** The data follows **

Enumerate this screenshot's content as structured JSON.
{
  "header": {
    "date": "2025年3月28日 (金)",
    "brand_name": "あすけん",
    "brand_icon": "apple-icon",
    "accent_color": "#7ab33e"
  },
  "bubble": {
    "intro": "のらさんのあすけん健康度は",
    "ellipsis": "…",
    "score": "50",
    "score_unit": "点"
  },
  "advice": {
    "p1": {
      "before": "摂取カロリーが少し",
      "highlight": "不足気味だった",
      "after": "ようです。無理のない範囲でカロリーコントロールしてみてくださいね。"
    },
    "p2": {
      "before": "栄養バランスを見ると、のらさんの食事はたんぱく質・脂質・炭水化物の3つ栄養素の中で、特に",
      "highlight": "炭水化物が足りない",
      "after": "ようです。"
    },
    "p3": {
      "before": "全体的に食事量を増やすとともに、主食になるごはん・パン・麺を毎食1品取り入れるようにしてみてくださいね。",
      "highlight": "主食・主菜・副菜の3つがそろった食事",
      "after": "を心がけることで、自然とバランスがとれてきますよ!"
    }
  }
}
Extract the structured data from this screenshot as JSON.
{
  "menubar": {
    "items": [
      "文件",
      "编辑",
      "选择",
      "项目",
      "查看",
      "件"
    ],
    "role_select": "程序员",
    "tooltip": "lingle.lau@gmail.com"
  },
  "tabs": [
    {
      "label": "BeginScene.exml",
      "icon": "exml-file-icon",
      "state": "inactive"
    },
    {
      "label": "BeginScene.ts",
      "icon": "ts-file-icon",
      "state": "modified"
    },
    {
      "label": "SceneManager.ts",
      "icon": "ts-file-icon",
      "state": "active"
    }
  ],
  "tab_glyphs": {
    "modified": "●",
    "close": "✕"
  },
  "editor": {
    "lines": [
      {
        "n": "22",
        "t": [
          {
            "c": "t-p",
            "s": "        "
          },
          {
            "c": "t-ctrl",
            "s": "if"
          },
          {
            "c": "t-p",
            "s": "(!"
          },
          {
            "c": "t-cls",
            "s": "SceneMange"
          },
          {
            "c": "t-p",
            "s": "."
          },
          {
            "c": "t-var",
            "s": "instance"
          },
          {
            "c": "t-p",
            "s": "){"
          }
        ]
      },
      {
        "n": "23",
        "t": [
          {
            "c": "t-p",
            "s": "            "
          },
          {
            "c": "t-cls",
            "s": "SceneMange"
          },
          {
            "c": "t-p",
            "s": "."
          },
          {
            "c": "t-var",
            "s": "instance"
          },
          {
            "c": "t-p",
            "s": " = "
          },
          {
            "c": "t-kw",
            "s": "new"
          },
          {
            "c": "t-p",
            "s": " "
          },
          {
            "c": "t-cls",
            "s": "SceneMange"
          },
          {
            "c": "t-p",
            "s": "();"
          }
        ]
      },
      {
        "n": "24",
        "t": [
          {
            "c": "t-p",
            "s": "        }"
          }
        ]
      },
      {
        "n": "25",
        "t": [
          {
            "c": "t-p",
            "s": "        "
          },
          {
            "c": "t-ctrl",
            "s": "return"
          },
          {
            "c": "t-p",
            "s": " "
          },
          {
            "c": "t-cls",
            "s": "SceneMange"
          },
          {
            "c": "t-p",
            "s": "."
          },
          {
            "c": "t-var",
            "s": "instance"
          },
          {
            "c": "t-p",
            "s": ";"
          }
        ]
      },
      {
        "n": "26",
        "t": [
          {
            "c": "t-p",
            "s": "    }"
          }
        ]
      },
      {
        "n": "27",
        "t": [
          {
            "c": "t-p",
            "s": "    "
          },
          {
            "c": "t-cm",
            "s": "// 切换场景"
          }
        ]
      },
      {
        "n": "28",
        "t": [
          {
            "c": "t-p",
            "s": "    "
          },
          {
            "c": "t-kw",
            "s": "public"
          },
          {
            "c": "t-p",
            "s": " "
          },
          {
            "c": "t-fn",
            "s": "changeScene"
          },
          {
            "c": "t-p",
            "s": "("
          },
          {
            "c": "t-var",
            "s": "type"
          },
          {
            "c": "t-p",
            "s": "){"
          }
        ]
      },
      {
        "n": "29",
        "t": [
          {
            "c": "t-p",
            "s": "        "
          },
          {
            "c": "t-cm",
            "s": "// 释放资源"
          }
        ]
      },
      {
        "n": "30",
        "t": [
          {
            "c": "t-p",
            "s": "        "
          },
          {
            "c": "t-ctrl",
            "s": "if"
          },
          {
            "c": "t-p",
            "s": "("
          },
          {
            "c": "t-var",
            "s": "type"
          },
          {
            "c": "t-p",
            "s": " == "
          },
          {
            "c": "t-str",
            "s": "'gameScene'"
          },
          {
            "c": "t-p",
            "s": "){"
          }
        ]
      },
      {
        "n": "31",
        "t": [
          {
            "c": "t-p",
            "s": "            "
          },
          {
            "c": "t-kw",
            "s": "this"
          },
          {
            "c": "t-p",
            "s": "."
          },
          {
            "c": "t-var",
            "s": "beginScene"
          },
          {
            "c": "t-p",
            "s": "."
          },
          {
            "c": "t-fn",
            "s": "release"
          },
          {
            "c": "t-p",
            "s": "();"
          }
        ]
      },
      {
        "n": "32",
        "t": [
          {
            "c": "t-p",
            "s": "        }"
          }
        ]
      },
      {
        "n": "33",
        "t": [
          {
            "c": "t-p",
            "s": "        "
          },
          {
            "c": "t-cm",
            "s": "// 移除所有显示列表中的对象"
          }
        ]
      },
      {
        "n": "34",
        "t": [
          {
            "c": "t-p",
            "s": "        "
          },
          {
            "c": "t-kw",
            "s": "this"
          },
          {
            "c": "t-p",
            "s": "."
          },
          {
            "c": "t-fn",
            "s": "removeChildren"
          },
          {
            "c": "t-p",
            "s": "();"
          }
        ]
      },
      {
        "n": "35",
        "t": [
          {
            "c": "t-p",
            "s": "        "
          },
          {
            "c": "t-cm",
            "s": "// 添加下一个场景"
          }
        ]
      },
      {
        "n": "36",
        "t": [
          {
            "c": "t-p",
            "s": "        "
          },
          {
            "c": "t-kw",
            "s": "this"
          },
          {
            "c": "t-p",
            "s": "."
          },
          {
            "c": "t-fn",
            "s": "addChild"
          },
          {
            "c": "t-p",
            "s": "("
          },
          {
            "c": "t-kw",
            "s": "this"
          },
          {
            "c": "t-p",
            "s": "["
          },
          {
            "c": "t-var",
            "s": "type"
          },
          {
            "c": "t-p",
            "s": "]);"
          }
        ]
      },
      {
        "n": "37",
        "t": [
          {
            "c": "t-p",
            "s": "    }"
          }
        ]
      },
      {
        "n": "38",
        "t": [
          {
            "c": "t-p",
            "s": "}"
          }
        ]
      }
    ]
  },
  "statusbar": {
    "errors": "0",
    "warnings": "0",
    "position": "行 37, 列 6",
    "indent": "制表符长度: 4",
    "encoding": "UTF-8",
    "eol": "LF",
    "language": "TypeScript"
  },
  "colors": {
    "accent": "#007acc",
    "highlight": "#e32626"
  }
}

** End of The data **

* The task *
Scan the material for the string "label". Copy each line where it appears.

* Output for this exercise *
      "label": "BeginScene.exml",
      "label": "BeginScene.ts",
      "label": "SceneManager.ts",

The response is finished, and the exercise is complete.